* **Work required**
Reproduce the tail of the data exactly. It starts at the line containing "Enumerate this screenshot's content" and runs to the last line.

* **Dataset content**
+---+

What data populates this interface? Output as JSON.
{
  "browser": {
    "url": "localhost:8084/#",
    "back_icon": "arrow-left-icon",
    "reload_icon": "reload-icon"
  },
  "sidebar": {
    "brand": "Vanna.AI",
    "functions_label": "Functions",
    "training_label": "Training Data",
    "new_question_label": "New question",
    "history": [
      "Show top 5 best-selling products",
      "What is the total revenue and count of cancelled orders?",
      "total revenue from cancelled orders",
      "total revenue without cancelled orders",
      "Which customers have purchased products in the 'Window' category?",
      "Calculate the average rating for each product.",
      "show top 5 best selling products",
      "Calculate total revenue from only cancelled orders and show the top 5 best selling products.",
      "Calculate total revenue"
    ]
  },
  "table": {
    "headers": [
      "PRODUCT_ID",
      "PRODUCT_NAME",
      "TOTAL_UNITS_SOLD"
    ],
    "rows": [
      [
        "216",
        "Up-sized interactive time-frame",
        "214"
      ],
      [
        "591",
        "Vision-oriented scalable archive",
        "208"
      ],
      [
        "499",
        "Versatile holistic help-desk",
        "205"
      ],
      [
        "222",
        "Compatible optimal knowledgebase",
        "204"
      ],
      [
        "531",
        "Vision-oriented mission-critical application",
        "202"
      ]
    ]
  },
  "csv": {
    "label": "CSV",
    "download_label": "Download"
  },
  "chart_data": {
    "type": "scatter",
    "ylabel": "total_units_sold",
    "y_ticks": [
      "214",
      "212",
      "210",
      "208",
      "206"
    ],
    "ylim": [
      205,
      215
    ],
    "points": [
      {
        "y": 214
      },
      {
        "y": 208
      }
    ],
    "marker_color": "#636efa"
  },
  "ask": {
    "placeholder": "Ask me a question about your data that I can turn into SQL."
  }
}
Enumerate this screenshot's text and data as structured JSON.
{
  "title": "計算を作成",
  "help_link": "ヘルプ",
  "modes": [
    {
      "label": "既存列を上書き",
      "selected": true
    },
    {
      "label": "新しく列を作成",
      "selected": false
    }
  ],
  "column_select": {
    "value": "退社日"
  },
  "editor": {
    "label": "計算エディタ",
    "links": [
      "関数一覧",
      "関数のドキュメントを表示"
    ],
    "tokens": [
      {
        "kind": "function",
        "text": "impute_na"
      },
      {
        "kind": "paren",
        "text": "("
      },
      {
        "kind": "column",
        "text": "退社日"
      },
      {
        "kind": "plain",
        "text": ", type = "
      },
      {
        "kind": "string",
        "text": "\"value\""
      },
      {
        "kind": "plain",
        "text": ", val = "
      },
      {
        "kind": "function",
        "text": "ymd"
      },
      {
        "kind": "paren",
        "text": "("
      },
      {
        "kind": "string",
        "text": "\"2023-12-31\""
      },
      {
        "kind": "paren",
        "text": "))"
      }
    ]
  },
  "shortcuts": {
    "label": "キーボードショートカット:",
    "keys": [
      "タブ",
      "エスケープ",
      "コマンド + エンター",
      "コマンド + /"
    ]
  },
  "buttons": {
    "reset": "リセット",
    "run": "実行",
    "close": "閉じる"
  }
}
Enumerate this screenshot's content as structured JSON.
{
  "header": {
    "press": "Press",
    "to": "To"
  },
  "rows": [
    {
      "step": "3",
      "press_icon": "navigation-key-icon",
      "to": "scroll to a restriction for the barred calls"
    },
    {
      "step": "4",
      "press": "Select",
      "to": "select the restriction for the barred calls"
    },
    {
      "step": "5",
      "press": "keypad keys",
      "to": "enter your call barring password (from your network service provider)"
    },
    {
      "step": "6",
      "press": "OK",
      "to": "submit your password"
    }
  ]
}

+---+

* **Answer box**
Enumerate this screenshot's content as structured JSON.
{
  "header": {
    "press": "Press",
    "to": "To"
  },
  "rows": [
    {
      "step": "3",
      "press_icon": "navigation-key-icon",
      "to": "scroll to a restriction for the barred calls"
    },
    {
      "step": "4",
      "press": "Select",
      "to": "select the restriction for the barred calls"
    },
    {
      "step": "5",
      "press": "keypad keys",
      "to": "enter your call barring password (from your network service provider)"
    },
    {
      "step": "6",
      "press": "OK",
      "to": "submit your password"
    }
  ]
}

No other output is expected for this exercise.